6. I hand stitched the inside yoke bands down. I know the pattern instructions tell you to stitch in the ditch but I wanted a cleaner, less instrusive finish and with the extra layers from the lining fabric I wasn't sure how it would look. So handstitching it was.
If I were to make this again...and I'm thinking about it...I would add a center back seam and a pleat in the center back to make the jacket more looser fitting for my plus size body.
I also cut out a 4-gore TNT skirt from this fabric and the Simplicity 3631 dress in a smoother, lighter weight black wool crepe as well as a pair of TNT pants to be lined. I won't make any tops to go with these pieces because I have plenty in my wardrobe and all of these pieces will mix and match with garments presently residing in my closet.
And that's my version of Simplicity 3631...if you are contemplating making this pattern, I hope some of the explanations of what I did encourage you to go ahead and make it your own. And if you are plus size thinking that this pattern is too small or wouldn't work for you, I hope you realize that there is room to play with this pattern to get your own version of it...

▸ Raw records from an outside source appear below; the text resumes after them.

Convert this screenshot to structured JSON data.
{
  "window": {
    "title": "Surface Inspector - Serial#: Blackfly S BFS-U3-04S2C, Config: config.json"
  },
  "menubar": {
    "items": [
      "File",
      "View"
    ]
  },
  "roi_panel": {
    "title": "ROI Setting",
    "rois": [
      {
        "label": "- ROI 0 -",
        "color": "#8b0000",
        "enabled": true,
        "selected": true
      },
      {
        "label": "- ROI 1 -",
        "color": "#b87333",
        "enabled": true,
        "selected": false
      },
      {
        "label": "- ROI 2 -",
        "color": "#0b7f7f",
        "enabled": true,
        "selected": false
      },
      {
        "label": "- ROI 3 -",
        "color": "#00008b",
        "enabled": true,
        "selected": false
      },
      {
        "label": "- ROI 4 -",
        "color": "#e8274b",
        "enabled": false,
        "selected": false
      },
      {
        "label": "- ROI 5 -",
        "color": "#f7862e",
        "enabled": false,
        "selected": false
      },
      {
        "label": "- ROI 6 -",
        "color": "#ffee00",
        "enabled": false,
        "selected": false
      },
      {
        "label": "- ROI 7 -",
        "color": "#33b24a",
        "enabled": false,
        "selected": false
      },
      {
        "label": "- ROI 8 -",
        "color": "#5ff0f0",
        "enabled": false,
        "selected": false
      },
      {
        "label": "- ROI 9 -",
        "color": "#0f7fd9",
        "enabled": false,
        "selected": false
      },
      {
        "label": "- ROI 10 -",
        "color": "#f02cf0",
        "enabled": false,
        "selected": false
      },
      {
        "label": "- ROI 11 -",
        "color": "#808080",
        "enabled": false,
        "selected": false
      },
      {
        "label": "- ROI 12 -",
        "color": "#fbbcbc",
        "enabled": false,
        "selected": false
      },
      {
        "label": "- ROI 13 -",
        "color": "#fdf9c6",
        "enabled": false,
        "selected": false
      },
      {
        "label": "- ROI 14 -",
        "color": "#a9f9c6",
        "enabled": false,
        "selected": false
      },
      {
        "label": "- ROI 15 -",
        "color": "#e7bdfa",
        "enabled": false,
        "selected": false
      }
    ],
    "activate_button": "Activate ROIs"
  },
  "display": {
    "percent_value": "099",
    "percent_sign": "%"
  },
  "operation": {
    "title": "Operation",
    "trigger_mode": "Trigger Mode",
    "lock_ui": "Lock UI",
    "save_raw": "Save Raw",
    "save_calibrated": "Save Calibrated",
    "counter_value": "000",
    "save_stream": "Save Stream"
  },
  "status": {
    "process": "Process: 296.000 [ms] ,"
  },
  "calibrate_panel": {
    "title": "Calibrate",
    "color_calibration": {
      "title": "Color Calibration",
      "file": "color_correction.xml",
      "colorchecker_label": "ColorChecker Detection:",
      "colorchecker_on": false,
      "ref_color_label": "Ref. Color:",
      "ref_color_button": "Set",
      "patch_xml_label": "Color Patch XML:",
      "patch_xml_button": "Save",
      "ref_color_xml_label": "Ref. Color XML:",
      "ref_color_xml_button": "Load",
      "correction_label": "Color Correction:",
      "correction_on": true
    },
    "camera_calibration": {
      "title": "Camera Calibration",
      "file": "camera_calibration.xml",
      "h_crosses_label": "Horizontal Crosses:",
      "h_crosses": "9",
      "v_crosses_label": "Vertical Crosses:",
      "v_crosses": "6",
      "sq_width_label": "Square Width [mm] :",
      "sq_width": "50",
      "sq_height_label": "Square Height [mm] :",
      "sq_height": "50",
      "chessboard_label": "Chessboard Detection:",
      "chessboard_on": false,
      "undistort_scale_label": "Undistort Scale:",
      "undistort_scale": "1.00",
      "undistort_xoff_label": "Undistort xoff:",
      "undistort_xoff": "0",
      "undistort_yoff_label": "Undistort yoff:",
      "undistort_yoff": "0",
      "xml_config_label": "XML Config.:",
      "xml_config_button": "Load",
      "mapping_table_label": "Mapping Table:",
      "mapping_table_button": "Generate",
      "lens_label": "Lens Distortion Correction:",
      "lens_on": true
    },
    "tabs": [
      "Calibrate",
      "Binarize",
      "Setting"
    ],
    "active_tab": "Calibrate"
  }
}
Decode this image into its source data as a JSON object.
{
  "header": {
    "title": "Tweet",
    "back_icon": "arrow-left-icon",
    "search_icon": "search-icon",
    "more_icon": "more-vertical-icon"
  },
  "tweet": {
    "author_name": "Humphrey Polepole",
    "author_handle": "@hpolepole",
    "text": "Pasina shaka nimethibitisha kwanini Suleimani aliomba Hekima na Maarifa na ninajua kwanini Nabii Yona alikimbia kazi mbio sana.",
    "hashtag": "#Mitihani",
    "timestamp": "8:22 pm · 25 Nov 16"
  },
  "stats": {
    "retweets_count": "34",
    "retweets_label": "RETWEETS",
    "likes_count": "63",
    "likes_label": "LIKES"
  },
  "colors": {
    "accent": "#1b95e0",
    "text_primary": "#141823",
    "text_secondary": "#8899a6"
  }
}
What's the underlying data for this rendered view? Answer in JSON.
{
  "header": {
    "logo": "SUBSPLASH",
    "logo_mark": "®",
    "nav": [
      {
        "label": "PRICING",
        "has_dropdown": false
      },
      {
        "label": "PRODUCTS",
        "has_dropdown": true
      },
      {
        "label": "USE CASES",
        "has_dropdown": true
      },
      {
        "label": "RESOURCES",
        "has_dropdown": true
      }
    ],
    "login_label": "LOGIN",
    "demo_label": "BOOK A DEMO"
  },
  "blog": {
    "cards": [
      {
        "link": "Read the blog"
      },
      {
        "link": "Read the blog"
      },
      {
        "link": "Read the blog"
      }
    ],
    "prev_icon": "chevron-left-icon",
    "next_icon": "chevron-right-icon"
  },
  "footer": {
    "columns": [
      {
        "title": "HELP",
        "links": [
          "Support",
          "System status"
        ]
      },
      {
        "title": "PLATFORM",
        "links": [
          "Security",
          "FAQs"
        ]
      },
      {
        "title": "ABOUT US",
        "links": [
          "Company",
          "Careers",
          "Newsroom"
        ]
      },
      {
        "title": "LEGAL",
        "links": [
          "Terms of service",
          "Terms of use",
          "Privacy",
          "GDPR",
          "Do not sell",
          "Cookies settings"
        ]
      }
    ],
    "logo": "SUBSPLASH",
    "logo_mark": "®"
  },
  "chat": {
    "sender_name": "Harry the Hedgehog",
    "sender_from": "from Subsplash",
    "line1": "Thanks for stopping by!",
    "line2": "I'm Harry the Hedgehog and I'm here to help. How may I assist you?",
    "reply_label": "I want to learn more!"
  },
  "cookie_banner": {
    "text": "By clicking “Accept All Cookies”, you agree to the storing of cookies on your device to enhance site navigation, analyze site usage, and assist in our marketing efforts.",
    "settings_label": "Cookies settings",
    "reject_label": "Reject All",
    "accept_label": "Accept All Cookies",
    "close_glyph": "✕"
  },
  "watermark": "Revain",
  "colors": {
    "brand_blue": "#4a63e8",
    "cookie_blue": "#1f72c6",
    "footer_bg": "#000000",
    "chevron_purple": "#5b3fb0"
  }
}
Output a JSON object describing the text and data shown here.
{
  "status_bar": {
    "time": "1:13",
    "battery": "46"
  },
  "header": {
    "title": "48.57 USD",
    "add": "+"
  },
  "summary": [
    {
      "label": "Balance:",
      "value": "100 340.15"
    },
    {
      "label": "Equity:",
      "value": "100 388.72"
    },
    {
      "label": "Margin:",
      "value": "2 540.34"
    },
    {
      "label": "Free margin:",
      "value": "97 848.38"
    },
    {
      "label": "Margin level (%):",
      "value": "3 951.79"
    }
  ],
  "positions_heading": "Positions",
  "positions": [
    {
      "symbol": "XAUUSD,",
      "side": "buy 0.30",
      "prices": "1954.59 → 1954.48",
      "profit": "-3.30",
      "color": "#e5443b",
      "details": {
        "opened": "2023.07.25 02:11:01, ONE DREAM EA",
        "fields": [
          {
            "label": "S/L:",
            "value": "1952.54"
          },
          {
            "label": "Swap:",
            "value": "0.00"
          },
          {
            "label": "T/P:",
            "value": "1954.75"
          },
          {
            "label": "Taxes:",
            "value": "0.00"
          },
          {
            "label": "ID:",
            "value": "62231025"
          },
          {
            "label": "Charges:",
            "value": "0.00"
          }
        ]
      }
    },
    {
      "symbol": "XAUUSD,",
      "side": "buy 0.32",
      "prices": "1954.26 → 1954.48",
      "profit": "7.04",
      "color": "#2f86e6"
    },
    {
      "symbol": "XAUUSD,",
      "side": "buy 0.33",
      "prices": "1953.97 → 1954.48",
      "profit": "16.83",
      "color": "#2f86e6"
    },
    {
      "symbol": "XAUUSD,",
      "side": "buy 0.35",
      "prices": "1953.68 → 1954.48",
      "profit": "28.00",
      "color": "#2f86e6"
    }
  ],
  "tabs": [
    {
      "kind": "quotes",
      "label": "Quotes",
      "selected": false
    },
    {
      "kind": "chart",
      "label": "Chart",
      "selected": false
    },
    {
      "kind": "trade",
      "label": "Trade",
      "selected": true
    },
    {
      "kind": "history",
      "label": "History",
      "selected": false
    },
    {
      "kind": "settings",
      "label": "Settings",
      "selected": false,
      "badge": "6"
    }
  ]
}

But mostly I want to leave you with the idea that a pattern is just a guide. There is no need to make it exactly as it appears on the pattern cover. That you can and should see your own vision for it and run with it...making something that is unique and uniquely you!